[Data shown Boundary: Start]

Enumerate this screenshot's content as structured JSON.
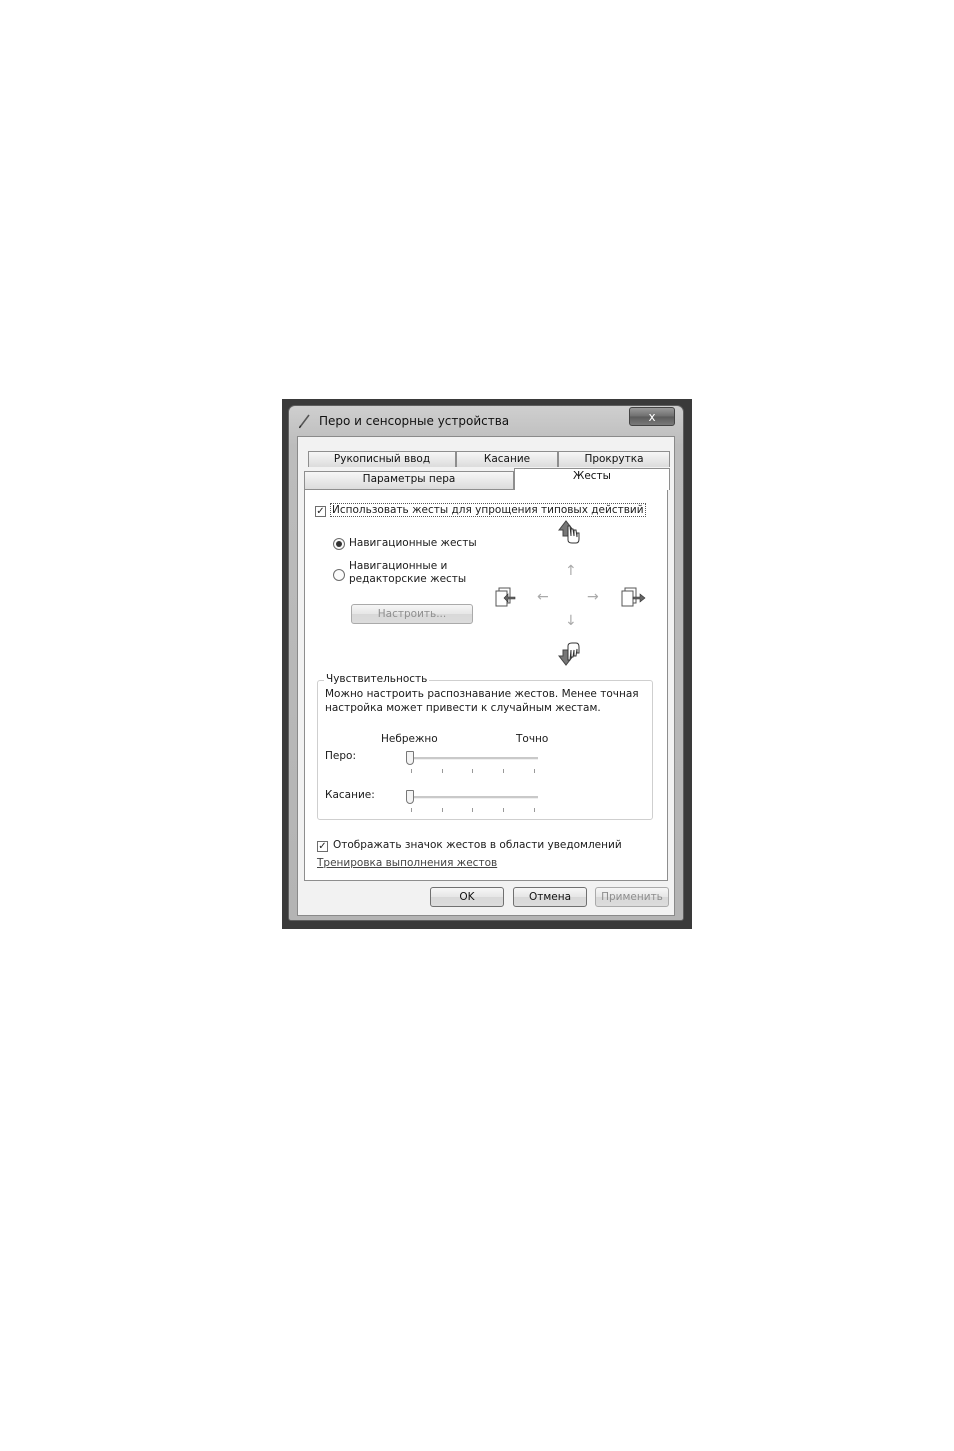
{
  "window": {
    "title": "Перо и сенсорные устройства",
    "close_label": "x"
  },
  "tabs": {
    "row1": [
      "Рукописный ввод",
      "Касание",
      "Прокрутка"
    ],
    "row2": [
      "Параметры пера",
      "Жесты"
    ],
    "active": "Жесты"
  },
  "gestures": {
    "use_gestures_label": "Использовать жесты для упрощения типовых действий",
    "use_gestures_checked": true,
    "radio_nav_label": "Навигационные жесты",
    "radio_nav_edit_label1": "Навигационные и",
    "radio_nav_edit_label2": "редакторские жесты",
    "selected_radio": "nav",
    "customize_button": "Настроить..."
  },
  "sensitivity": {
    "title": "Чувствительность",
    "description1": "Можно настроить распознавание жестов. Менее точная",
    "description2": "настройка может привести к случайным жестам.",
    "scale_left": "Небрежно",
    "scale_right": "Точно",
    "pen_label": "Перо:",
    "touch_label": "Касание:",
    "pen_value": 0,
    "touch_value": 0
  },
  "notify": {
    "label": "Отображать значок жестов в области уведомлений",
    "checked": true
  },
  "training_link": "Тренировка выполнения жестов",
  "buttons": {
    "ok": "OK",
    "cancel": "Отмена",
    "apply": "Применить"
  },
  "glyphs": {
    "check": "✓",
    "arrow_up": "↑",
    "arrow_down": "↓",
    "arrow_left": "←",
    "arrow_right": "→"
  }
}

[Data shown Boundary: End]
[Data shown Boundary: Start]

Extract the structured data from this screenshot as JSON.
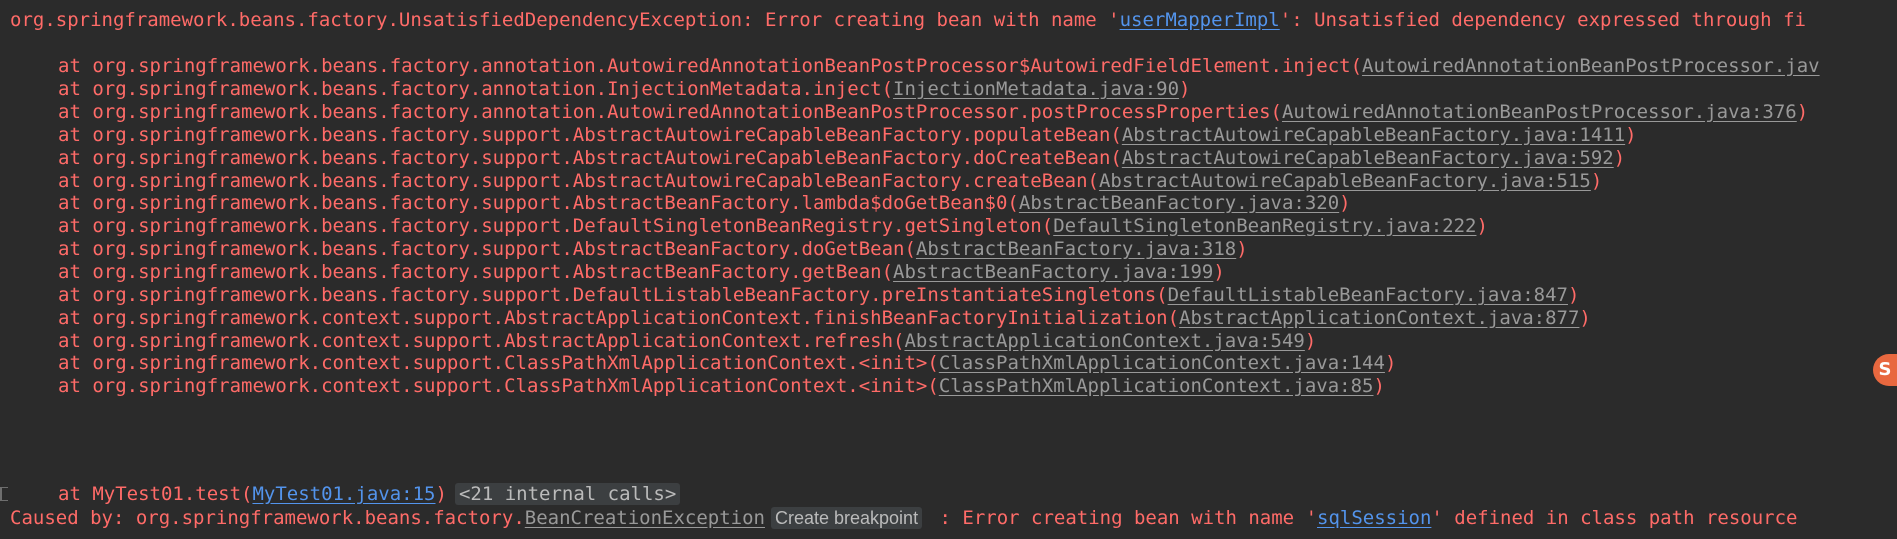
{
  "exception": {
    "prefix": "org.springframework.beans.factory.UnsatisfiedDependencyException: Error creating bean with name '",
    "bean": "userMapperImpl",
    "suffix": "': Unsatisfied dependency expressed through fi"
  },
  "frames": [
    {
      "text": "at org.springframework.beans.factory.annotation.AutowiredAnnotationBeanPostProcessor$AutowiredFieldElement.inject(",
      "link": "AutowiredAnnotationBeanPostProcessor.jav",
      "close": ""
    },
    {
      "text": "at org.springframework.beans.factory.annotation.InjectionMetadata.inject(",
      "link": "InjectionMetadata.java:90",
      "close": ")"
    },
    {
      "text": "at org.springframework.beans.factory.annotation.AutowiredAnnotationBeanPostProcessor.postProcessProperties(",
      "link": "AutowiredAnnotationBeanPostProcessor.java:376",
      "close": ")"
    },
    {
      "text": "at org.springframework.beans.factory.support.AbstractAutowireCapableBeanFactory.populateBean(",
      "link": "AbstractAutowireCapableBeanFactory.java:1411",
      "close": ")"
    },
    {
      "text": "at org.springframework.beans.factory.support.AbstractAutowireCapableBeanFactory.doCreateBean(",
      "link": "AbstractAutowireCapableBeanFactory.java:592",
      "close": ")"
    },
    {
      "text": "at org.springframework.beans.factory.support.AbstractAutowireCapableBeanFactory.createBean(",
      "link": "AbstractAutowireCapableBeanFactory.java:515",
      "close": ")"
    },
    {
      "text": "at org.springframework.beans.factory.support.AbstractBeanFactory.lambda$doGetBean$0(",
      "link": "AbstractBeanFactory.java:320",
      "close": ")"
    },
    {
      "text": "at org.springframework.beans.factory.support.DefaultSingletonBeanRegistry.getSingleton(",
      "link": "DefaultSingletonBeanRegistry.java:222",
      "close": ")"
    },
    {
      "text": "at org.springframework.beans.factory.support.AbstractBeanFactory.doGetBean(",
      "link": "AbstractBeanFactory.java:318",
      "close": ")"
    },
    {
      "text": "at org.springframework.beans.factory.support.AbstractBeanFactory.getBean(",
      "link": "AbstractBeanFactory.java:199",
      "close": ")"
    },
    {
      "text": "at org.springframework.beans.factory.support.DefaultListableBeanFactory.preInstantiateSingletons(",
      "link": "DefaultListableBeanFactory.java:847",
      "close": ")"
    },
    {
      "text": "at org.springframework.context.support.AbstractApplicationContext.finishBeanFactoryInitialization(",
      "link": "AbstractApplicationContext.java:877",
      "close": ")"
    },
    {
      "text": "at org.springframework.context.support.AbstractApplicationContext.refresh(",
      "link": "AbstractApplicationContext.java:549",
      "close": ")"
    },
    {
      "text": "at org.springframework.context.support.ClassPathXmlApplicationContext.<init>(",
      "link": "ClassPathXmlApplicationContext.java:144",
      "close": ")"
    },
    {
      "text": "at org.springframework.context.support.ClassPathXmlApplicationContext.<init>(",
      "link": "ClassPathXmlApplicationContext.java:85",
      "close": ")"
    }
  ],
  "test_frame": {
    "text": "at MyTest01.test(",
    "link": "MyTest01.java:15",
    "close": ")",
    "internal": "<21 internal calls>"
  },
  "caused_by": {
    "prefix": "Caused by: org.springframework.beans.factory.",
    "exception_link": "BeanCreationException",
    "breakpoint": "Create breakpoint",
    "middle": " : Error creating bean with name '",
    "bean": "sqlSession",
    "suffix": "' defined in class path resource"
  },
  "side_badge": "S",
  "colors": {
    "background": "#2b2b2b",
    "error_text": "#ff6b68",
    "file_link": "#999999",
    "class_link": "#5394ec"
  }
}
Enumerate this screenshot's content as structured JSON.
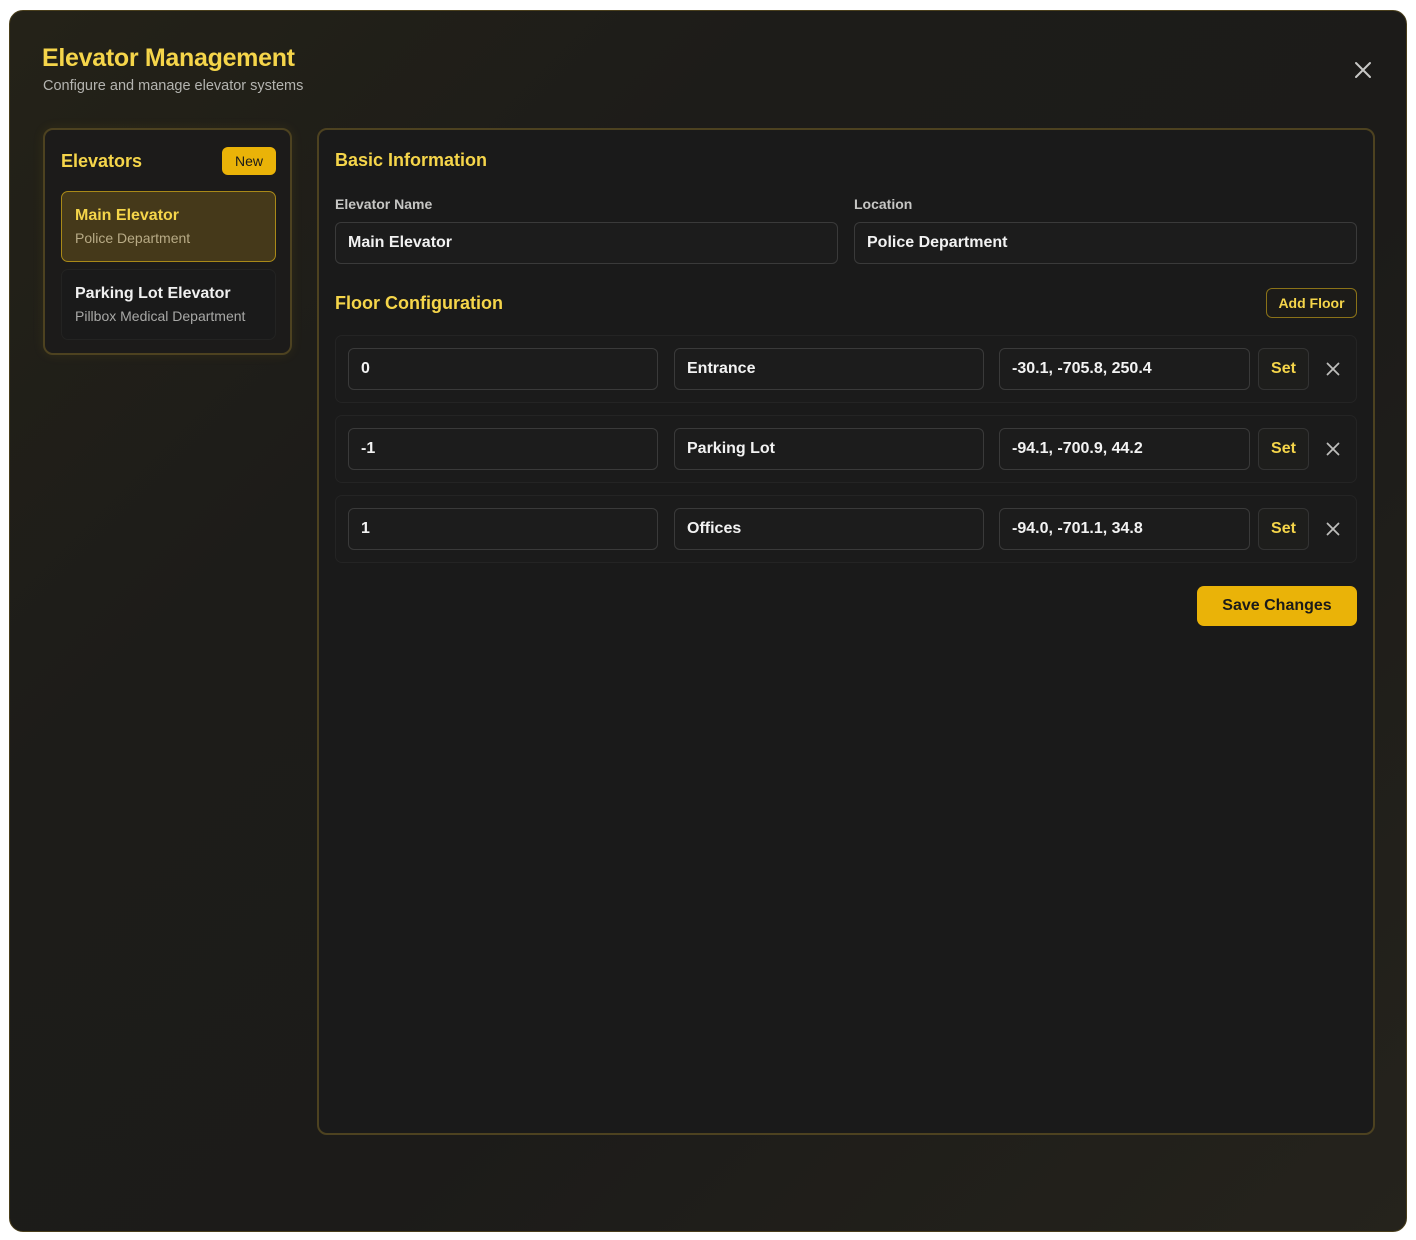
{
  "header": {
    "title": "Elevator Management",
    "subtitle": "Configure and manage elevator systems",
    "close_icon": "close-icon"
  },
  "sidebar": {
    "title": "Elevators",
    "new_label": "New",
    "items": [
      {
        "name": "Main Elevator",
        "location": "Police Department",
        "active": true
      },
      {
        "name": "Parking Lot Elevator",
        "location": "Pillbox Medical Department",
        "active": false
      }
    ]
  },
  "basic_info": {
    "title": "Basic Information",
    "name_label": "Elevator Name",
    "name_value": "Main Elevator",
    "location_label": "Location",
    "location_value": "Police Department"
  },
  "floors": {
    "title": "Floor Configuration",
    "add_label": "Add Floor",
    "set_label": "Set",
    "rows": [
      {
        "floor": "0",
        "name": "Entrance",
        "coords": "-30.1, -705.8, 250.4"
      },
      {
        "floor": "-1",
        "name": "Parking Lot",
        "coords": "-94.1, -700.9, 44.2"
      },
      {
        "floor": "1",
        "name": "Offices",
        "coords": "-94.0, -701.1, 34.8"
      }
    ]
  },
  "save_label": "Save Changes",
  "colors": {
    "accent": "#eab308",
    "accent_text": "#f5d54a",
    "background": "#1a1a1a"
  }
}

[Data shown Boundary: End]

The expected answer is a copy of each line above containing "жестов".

Problem solution ::
    "description1": "Можно настроить распознавание жестов. Менее точная",
    "label": "Отображать значок жестов в области уведомлений",
  "training_link": "Тренировка выполнения жестов",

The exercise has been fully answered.